IT is clear that you, white America, will never understand us. We are a nation of nearly 40 million black souls inside a nation of more than 320 million people. We don’t all think the same, feel the same, love, learn, live or even die the same.
But there’s one thing most of us agree on: We don’t want the cops to kill us without fear that they will ever face a jury, much less go to jail, even as the world watches our death on a homemade video recording.
You will never understand the helplessness we feel in watching these events unfold, violently, time and again, as shaky images tell a story more sobering than your eyes are willing to believe: that black life can mean so little. That Alton B. Sterling and Philando Castile, black men whose deaths were captured on film this past week, could be gone as we watch, as a police officer fires a gun. That the police are part of an undeclared war against blackness.

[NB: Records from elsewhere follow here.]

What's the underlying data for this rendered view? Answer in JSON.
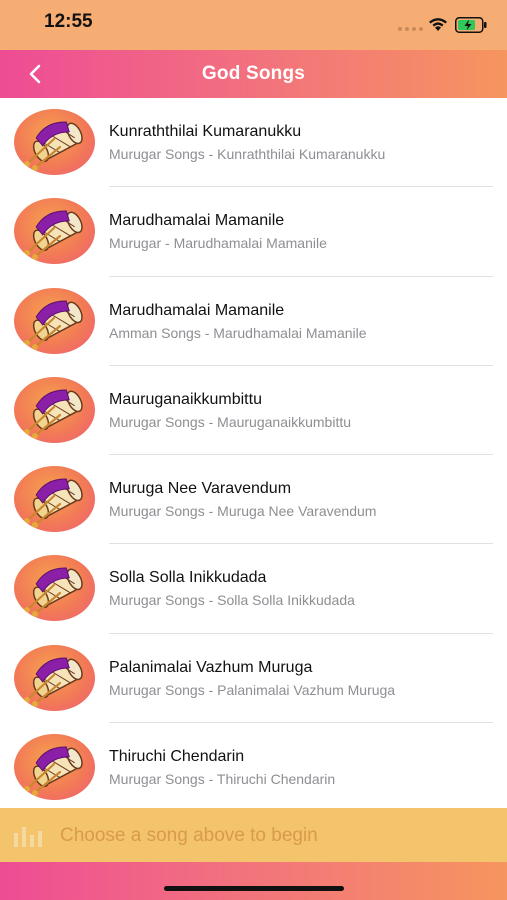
{
  "status_bar": {
    "time": "12:55"
  },
  "nav": {
    "title": "God Songs",
    "back_icon": "chevron-left-icon"
  },
  "songs": [
    {
      "title": "Kunraththilai Kumaranukku",
      "subtitle": "Murugar Songs - Kunraththilai Kumaranukku"
    },
    {
      "title": "Marudhamalai Mamanile",
      "subtitle": "Murugar - Marudhamalai Mamanile"
    },
    {
      "title": "Marudhamalai Mamanile",
      "subtitle": "Amman Songs - Marudhamalai Mamanile"
    },
    {
      "title": "Mauruganaikkumbittu",
      "subtitle": "Murugar Songs - Mauruganaikkumbittu"
    },
    {
      "title": "Muruga Nee Varavendum",
      "subtitle": "Murugar Songs - Muruga Nee Varavendum"
    },
    {
      "title": "Solla Solla Inikkudada",
      "subtitle": "Murugar Songs - Solla Solla Inikkudada"
    },
    {
      "title": "Palanimalai Vazhum Muruga",
      "subtitle": "Murugar Songs - Palanimalai Vazhum Muruga"
    },
    {
      "title": "Thiruchi Chendarin",
      "subtitle": "Murugar Songs - Thiruchi Chendarin"
    }
  ],
  "player": {
    "prompt": "Choose a song above to begin",
    "icon": "equalizer-bars-icon"
  },
  "colors": {
    "accent_pink": "#ee4c95",
    "accent_orange": "#f6955f",
    "player_bg": "#f3c46c"
  }
}
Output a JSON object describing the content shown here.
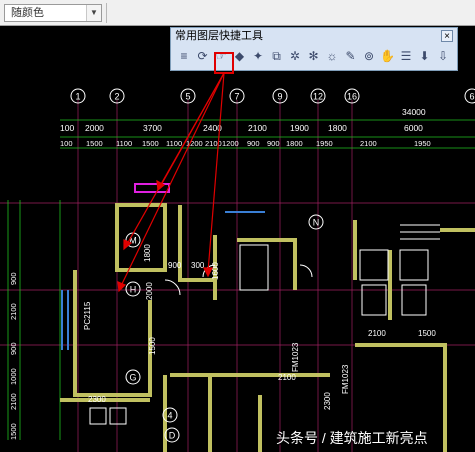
{
  "top_toolbar": {
    "color_select_value": "随颜色",
    "dropdown_glyph": "▼"
  },
  "layer_toolbar": {
    "title": "常用图层快捷工具",
    "close_glyph": "×",
    "icons": [
      {
        "name": "layer-stack-icon",
        "glyph": "≡"
      },
      {
        "name": "layer-refresh-icon",
        "glyph": "⟳"
      },
      {
        "name": "layer-hand-icon",
        "glyph": "☞"
      },
      {
        "name": "layer-shape-icon",
        "glyph": "◆"
      },
      {
        "name": "bulb-on-icon",
        "glyph": "✦"
      },
      {
        "name": "layer-copy-icon",
        "glyph": "⧉"
      },
      {
        "name": "layer-gear-icon",
        "glyph": "✲"
      },
      {
        "name": "layer-gear-alt-icon",
        "glyph": "✻"
      },
      {
        "name": "sun-icon",
        "glyph": "☼"
      },
      {
        "name": "layer-brush-icon",
        "glyph": "✎"
      },
      {
        "name": "layer-lock-icon",
        "glyph": "⊚"
      },
      {
        "name": "layer-hand2-icon",
        "glyph": "✋"
      },
      {
        "name": "layer-list-icon",
        "glyph": "☰"
      },
      {
        "name": "layer-merge-icon",
        "glyph": "⬇"
      },
      {
        "name": "layer-export-icon",
        "glyph": "⇩"
      }
    ]
  },
  "drawing": {
    "axis_labels": [
      "1",
      "2",
      "5",
      "7",
      "9",
      "12",
      "16"
    ],
    "right_axis_label": "6",
    "lower_axis_label": "4",
    "overall_dim": "34000",
    "dims_row1": [
      "100",
      "2000",
      "3700",
      "2400",
      "2100",
      "1900",
      "1800",
      "6000"
    ],
    "dims_row2": [
      "100",
      "1500",
      "1100",
      "1500",
      "1100",
      "1200",
      "2100",
      "1200",
      "900",
      "900",
      "1800",
      "1950",
      "2100",
      "1950"
    ],
    "left_dims": [
      "900",
      "2100",
      "900",
      "1000",
      "2100",
      "1500"
    ],
    "room_labels": [
      "M",
      "N",
      "H",
      "G",
      "D"
    ],
    "misc_text": [
      {
        "t": "1800"
      },
      {
        "t": "2000"
      },
      {
        "t": "900"
      },
      {
        "t": "300"
      },
      {
        "t": "1500"
      },
      {
        "t": "1600"
      },
      {
        "t": "PC2115"
      },
      {
        "t": "2100"
      },
      {
        "t": "1500"
      },
      {
        "t": "2300"
      },
      {
        "t": "2100"
      },
      {
        "t": "FM1023"
      },
      {
        "t": "FM1023"
      },
      {
        "t": "2300"
      }
    ]
  },
  "watermark": "头条号 / 建筑施工新亮点"
}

You can never admit that this is true. In fact, you deem the idea so preposterous and insulting that you call the black people who believe it racists themselves. In that case the best-armed man will always win.

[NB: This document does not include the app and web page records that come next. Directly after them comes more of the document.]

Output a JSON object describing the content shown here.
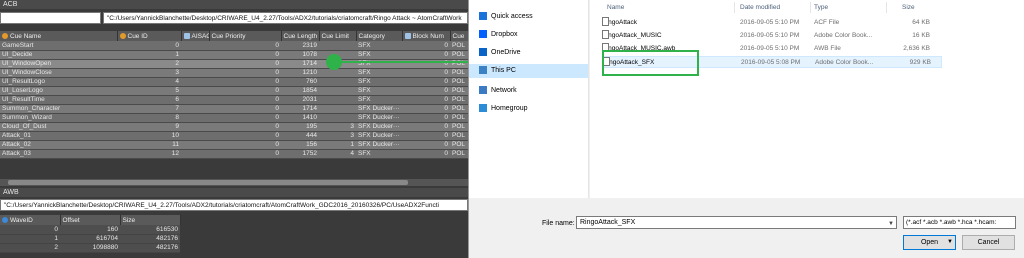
{
  "acb": {
    "header": "ACB",
    "path": "\"C:/Users/YannickBlanchette/Desktop/CRIWARE_U4_2.27/Tools/ADX2/tutorials/criatomcraft/Ringo Attack ~ AtomCraftWork",
    "columns": [
      "Cue Name",
      "Cue ID",
      "AISAC",
      "Cue Priority",
      "Cue Length",
      "Cue Limit",
      "Category",
      "Block Num",
      "Cue"
    ],
    "rows": [
      [
        "GameStart",
        "0",
        "",
        "0",
        "2319",
        "",
        "SFX",
        "0",
        "POL"
      ],
      [
        "UI_Decide",
        "1",
        "",
        "0",
        "1078",
        "",
        "SFX",
        "0",
        "POL"
      ],
      [
        "UI_WindowOpen",
        "2",
        "",
        "0",
        "1714",
        "",
        "SFX",
        "0",
        "POL"
      ],
      [
        "UI_WindowClose",
        "3",
        "",
        "0",
        "1210",
        "",
        "SFX",
        "0",
        "POL"
      ],
      [
        "UI_ResultLogo",
        "4",
        "",
        "0",
        "760",
        "",
        "SFX",
        "0",
        "POL"
      ],
      [
        "UI_LoserLogo",
        "5",
        "",
        "0",
        "1854",
        "",
        "SFX",
        "0",
        "POL"
      ],
      [
        "UI_ResultTime",
        "6",
        "",
        "0",
        "2031",
        "",
        "SFX",
        "0",
        "POL"
      ],
      [
        "Summon_Character",
        "7",
        "",
        "0",
        "1714",
        "",
        "SFX Ducker···",
        "0",
        "POL"
      ],
      [
        "Summon_Wizard",
        "8",
        "",
        "0",
        "1410",
        "",
        "SFX Ducker···",
        "0",
        "POL"
      ],
      [
        "Cloud_Of_Dust",
        "9",
        "",
        "0",
        "195",
        "3",
        "SFX Ducker···",
        "0",
        "POL"
      ],
      [
        "Attack_01",
        "10",
        "",
        "0",
        "444",
        "3",
        "SFX Ducker···",
        "0",
        "POL"
      ],
      [
        "Attack_02",
        "11",
        "",
        "0",
        "156",
        "1",
        "SFX Ducker···",
        "0",
        "POL"
      ],
      [
        "Attack_03",
        "12",
        "",
        "0",
        "1752",
        "4",
        "SFX",
        "0",
        "POL"
      ]
    ]
  },
  "awb": {
    "header": "AWB",
    "path": "\"C:/Users/YannickBlanchette/Desktop/CRIWARE_U4_2.27/Tools/ADX2/tutorials/criatomcraft/AtomCraftWork_GDC2016_20160326/PC/UseADX2Functi",
    "columns": [
      "WaveID",
      "Offset",
      "Size"
    ],
    "rows": [
      [
        "0",
        "160",
        "616530"
      ],
      [
        "1",
        "616704",
        "482176"
      ],
      [
        "2",
        "1098880",
        "482176"
      ]
    ]
  },
  "dialog": {
    "nav": [
      "Quick access",
      "Dropbox",
      "OneDrive",
      "This PC",
      "Network",
      "Homegroup"
    ],
    "nav_selected": "This PC",
    "columns": [
      "Name",
      "Date modified",
      "Type",
      "Size"
    ],
    "files": [
      {
        "name": "RingoAttack",
        "date": "2016-09-05 5:10 PM",
        "type": "ACF File",
        "size": "64 KB"
      },
      {
        "name": "RingoAttack_MUSIC",
        "date": "2016-09-05 5:10 PM",
        "type": "Adobe Color Book...",
        "size": "16 KB"
      },
      {
        "name": "RingoAttack_MUSIC.awb",
        "date": "2016-09-05 5:10 PM",
        "type": "AWB File",
        "size": "2,636 KB"
      },
      {
        "name": "RingoAttack_SFX",
        "date": "2016-09-05 5:08 PM",
        "type": "Adobe Color Book...",
        "size": "929 KB"
      }
    ],
    "file_name_label": "File name:",
    "file_name_value": "RingoAttack_SFX",
    "filter": "(*.acf *.acb *.awb *.hca *.hcam:",
    "open_label": "Open",
    "cancel_label": "Cancel"
  },
  "colors": {
    "callout": "#2fb24a",
    "nav_selected": "#cce8ff"
  }
}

You say that black folks kill each other every day without a mumbling word while we thunderously protest a few cops, usually but not always white, who shoot to death black people who you deem to be mostly “thugs.”
That such an accusation is nonsense is nearly beside the point. Black people protest, to one another, to a world that largely refuses to listen, that what goes on in black communities across this nation is horrid, as it would be in any neighborhood depleted of dollars and hope — emptied of good schools, and deprived of social and economic buffers against brutality. People usually murder where they nest; they aim their rage at easy targets.
It is not best understood as black-on-black crime; rather, it is neighbor-to-neighbor carnage. If their neighbors were white, they’d get no exemption from the crime that plagues human beings who happen to be black. If you want interracial killing, you have to have interracial communities.